> **WHAT NEEDS TO BE DONE**
From the entries, return every line where the string "Виктория" shows up.

Data records for software interfaces:
^^^^
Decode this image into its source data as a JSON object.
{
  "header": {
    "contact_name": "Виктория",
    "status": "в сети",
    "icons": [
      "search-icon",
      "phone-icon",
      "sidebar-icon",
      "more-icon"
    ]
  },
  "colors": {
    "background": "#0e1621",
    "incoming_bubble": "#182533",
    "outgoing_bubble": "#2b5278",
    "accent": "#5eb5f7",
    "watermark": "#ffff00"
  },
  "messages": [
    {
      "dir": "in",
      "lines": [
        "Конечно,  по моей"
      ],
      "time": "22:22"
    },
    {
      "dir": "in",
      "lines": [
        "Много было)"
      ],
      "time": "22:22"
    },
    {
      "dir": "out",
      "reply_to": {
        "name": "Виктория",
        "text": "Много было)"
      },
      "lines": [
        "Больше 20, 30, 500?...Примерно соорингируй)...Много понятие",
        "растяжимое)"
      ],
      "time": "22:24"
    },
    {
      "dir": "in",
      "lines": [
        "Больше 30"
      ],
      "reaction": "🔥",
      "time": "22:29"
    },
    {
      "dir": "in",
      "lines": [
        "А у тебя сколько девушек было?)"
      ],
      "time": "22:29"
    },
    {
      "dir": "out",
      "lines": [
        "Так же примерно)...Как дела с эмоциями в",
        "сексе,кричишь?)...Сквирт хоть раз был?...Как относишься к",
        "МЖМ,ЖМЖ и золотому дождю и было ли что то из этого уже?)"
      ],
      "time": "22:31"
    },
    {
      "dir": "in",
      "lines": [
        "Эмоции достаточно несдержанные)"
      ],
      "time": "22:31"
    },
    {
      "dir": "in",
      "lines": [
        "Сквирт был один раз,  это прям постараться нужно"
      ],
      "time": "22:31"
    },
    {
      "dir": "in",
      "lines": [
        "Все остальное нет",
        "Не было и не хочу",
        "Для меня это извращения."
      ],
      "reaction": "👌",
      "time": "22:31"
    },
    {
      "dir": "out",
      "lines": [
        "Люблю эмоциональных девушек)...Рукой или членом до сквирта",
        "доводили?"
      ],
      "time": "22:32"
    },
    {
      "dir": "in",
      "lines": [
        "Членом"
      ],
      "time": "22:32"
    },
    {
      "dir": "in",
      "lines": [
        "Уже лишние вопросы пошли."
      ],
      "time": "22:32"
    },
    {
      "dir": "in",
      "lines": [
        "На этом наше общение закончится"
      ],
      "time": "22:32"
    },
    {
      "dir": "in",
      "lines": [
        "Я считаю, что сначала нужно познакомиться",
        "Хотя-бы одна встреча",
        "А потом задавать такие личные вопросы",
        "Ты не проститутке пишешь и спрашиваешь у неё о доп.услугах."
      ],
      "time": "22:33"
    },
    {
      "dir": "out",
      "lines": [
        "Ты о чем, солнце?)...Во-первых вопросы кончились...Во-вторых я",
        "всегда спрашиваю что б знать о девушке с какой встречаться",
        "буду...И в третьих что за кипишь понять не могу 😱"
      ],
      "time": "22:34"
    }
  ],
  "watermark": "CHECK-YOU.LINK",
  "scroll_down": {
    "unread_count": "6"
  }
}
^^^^
> **THE ANSWER**
    "contact_name": "Виктория",
        "name": "Виктория",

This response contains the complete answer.